Therefore, with the lack of central heating in Japan, the first signs of winter can be intimidating–seeing your breath in the morning, sprinting from your bed to the shower, noticing the first frost in the fields and even drinking red cups from Starbucks. However, with said red cup, winter does give one the opportunity to relax. The cool weather and my down comforter have encouraged me to coop up, curl up and catch up. Coincidentally, “up” is exactly where I have been.


Or, where I was. A long while ago, in the early months of fall, I took a weekend trip to Tottori Prefecture. Tottori may be the least populated prefecture in Japan, but it is also the only prefecture where people can fly paraglide off of sky-high sand dunes. The Tottori sand dunes, or “sakyu” in Japanese, are strange. One moment you’re looking at a forest, and the next you’re in a new world abounding with sand. They are similar to those in Kitty Hawk, N.C., but, either they are bigger, or I simply saw them from a more impressive angle.



We spent the day with three chilled paragliding professionals. They showed us how to operate all the 80s-colored gadgets and directed us while in flight. Although each flight was only about 30 seconds, being above the dunes and overlooking the Sea of Japan made every short second well worth it. After landing and looking up to where we started, the dunes seemed even larger. Fortunately, the prospect of paragliding again gave us the motivation to hike back to the top.




After paragliding we ate pear ice cream and drank pear cocktails. Pears are famous in Tottori, and in true Japanese fashion, there are countless desserts and snacks made from them. We also visited the sand museum, which had been featuring a British-inspired exhibition since the start of the Olympics. There were sculptures of all things London—Parliament, Shakespeare’s Globe Theatre, Isaac Newton and Queen Elizabeth. It was a stroll down a sand-paved memory lane to the semester I spent in London. Or, as all of my British girlfriends put it—“It was well-good”—as was the entire weekend.

Tottori Pears


Sake celebration

In October, I celebrated my 24th birthday. One year ago, I never imagined that I would celebrate two birthdays in Japan. However, after one of the best years of my life, I was more than happy to welcome in my next year of adventures and challenges.

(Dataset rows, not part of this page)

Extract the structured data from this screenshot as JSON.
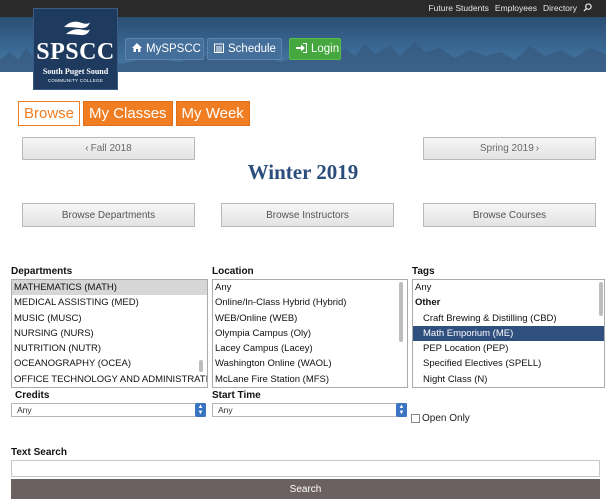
{
  "header": {
    "util_links": [
      "Future Students",
      "Employees",
      "Directory"
    ],
    "logo": {
      "abbr": "SPSCC",
      "line1": "South Puget Sound",
      "line2": "COMMUNITY COLLEGE"
    },
    "nav": {
      "myspscc": "MySPSCC",
      "schedule": "Schedule",
      "login": "Login"
    }
  },
  "tabs": [
    "Browse",
    "My Classes",
    "My Week"
  ],
  "terms": {
    "prev": "Fall 2018",
    "current": "Winter 2019",
    "next": "Spring 2019"
  },
  "browse_buttons": {
    "departments": "Browse Departments",
    "instructors": "Browse Instructors",
    "courses": "Browse Courses"
  },
  "filters": {
    "departments": {
      "label": "Departments",
      "items": [
        "MATHEMATICS (MATH)",
        "MEDICAL ASSISTING (MED)",
        "MUSIC (MUSC)",
        "NURSING (NURS)",
        "NUTRITION (NUTR)",
        "OCEANOGRAPHY (OCEA)",
        "OFFICE TECHNOLOGY AND ADMINISTRATION ("
      ]
    },
    "location": {
      "label": "Location",
      "items": [
        "Any",
        "Online/In-Class Hybrid (Hybrid)",
        "WEB/Online (WEB)",
        "Olympia Campus (Oly)",
        "Lacey Campus (Lacey)",
        "Washington Online (WAOL)",
        "McLane Fire Station (MFS)"
      ]
    },
    "tags": {
      "label": "Tags",
      "items": [
        "Any",
        "Other",
        "Craft Brewing & Distilling (CBD)",
        "Math Emporium (ME)",
        "PEP Location (PEP)",
        "Specified Electives (SPELL)",
        "Night Class (N)"
      ]
    },
    "credits": {
      "label": "Credits",
      "value": "Any"
    },
    "start_time": {
      "label": "Start Time",
      "value": "Any"
    },
    "open_only": "Open Only"
  },
  "text_search": {
    "label": "Text Search",
    "value": ""
  },
  "search_button": "Search",
  "colors": {
    "accent_orange": "#f07d22",
    "navy": "#2c4e7d",
    "login_green": "#44a83e",
    "selected_tag": "#2f4f7f",
    "search_button": "#6b6160"
  }
}
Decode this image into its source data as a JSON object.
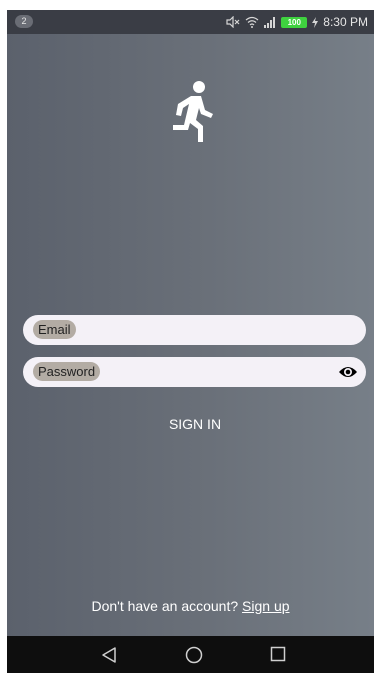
{
  "status_bar": {
    "notification_count": "2",
    "battery_level": "100",
    "time": "8:30 PM",
    "icons": [
      "mute-icon",
      "wifi-icon",
      "signal-icon",
      "battery-icon",
      "charging-icon"
    ]
  },
  "app": {
    "logo_icon": "running-person-icon",
    "email_label": "Email",
    "password_label": "Password",
    "password_toggle_icon": "eye-icon",
    "signin_label": "SIGN IN",
    "signup_prompt": "Don't have an account?",
    "signup_link": "Sign up"
  },
  "nav_bar": {
    "icons": [
      "back-triangle-icon",
      "home-circle-icon",
      "recents-square-icon"
    ]
  },
  "colors": {
    "background_left": "#5b616c",
    "background_right": "#777f88",
    "field_background": "#f4f1f7",
    "label_chip": "#b3aca4",
    "battery": "#3fd23f",
    "text": "#ffffff"
  }
}
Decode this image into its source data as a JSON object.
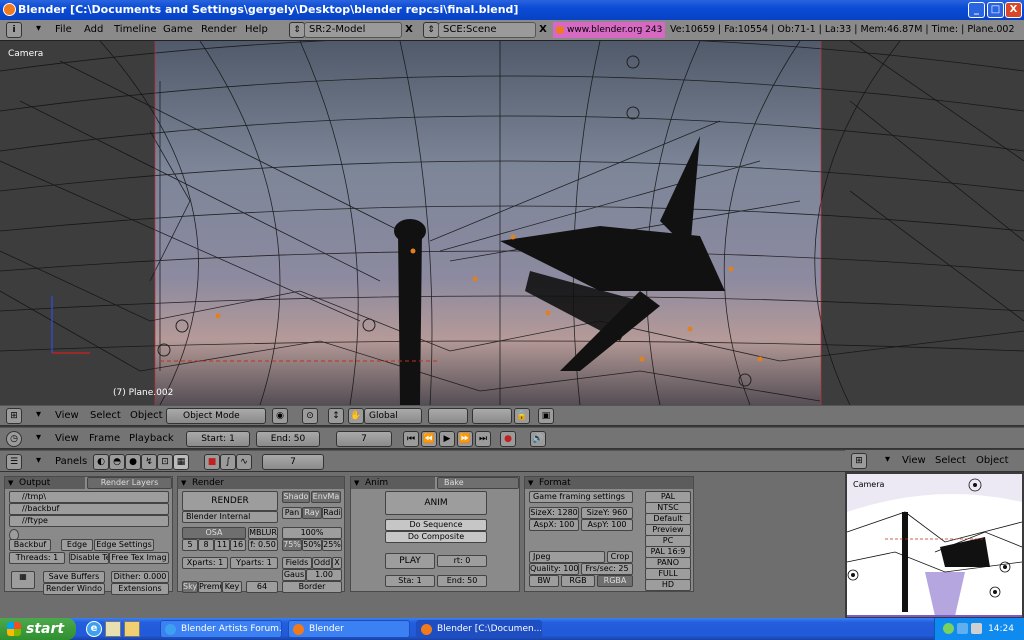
{
  "window": {
    "title": "Blender [C:\\Documents and Settings\\gergely\\Desktop\\blender repcsi\\final.blend]",
    "min": "_",
    "max": "□",
    "close": "X"
  },
  "menubar": {
    "items": [
      "File",
      "Add",
      "Timeline",
      "Game",
      "Render",
      "Help"
    ],
    "screen": "SR:2-Model",
    "scene": "SCE:Scene",
    "x": "X",
    "website": "www.blender.org 243",
    "stats": "Ve:10659 | Fa:10554 | Ob:71-1 | La:33  | Mem:46.87M  | Time: | Plane.002"
  },
  "viewport": {
    "label_camera": "Camera",
    "label_object": "(7) Plane.002"
  },
  "view3d_header": {
    "view": "View",
    "select": "Select",
    "object": "Object",
    "mode": "Object Mode",
    "orientation": "Global"
  },
  "timeline_header": {
    "view": "View",
    "frame": "Frame",
    "playback": "Playback",
    "start": "Start: 1",
    "end": "End: 50",
    "current": "7"
  },
  "buttons_header": {
    "panels": "Panels",
    "frame": "7"
  },
  "output_panel": {
    "tab1": "Output",
    "tab2": "Render Layers",
    "paths": [
      "//tmp\\",
      "//backbuf",
      "//ftype"
    ],
    "backbuf": "Backbuf",
    "edge": "Edge",
    "edge_settings": "Edge Settings",
    "threads": "Threads: 1",
    "disable_tex": "Disable Tex",
    "free_tex": "Free Tex Imag",
    "save_buffers": "Save Buffers",
    "dither": "Dither: 0.000",
    "render_window": "Render Windo",
    "extensions": "Extensions"
  },
  "render_panel": {
    "title": "Render",
    "render": "RENDER",
    "engine": "Blender Internal",
    "shadow": "Shado",
    "envmap": "EnvMa",
    "pano": "Pan",
    "ray": "Ray",
    "radio": "Radi",
    "osa": "OSA",
    "mblur": "MBLUR",
    "osa_levels": [
      "5",
      "8",
      "11",
      "16"
    ],
    "bf": "f: 0.50",
    "pct100": "100%",
    "pct75": "75%",
    "pct50": "50%",
    "pct25": "25%",
    "xparts": "Xparts: 1",
    "yparts": "Yparts: 1",
    "fields": "Fields",
    "odd": "Odd",
    "x": "X",
    "gauss": "Gaus",
    "gauss_val": "1.00",
    "sky": "Sky",
    "premul": "Premu",
    "key": "Key",
    "bits": "64",
    "border": "Border"
  },
  "anim_panel": {
    "tab1": "Anim",
    "tab2": "Bake",
    "anim": "ANIM",
    "do_sequence": "Do Sequence",
    "do_composite": "Do Composite",
    "play": "PLAY",
    "rt": "rt: 0",
    "sta": "Sta: 1",
    "end": "End: 50"
  },
  "format_panel": {
    "title": "Format",
    "game_framing": "Game framing settings",
    "sizex": "SizeX: 1280",
    "sizey": "SizeY: 960",
    "aspx": "AspX: 100",
    "aspy": "AspY: 100",
    "presets": [
      "PAL",
      "NTSC",
      "Default",
      "Preview",
      "PC",
      "PAL 16:9",
      "PANO",
      "FULL",
      "HD"
    ],
    "codec": "Jpeg",
    "crop": "Crop",
    "quality": "Quality: 100",
    "fps": "Frs/sec: 25",
    "bw": "BW",
    "rgb": "RGB",
    "rgba": "RGBA"
  },
  "preview_header": {
    "view": "View",
    "select": "Select",
    "object": "Object",
    "camera": "Camera"
  },
  "taskbar": {
    "start": "start",
    "tasks": [
      "Blender Artists Forum...",
      "Blender",
      "Blender [C:\\Documen..."
    ],
    "clock": "14:24"
  }
}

I could think of no better way to celebrate my birthday than by relaxing outdoors in the fall weather and drinking Japanese sake at an all-day sake affair. Luckily, this exact situation transpires itself every October in what is fondly referred to as the annual Celebration of Katie Ray’s Birth, or as others call it, the Saijo Sake Festival.

Last year, I could not attend because of my school’s sports day. Therefore, I was excited to finally experience this popular festival. Located in Saijo, a small town in the city of Higashi-Hiroshima, the festival (or my birthday party, if you will) features various types of sake from every prefecture in Japan. Before entering the party, you receive a party favor that comes in the form of a sake cup. The rest of the day is spent wandering through the different regions of Japan and Japanese sake—each represented by a different tent.

Because I am not a sake connoisseur, I chose my sake at random or asked the servers for their favorite types. Although I am still not sake’s biggest fan, I enjoyed the relaxed atmosphere of the festival. A little day drinking goes a long way in bringing people together. So, this year’s birthday was full of sake, tipsy English and Japanese conversations, beautiful weather and beautiful friends.

A man named Yuki Tanabe asked if he could take a picture of us for a photography contest. Although I don’t think he will win with this photo (sorry Sarah!), he was kind enough to send it to me the following day!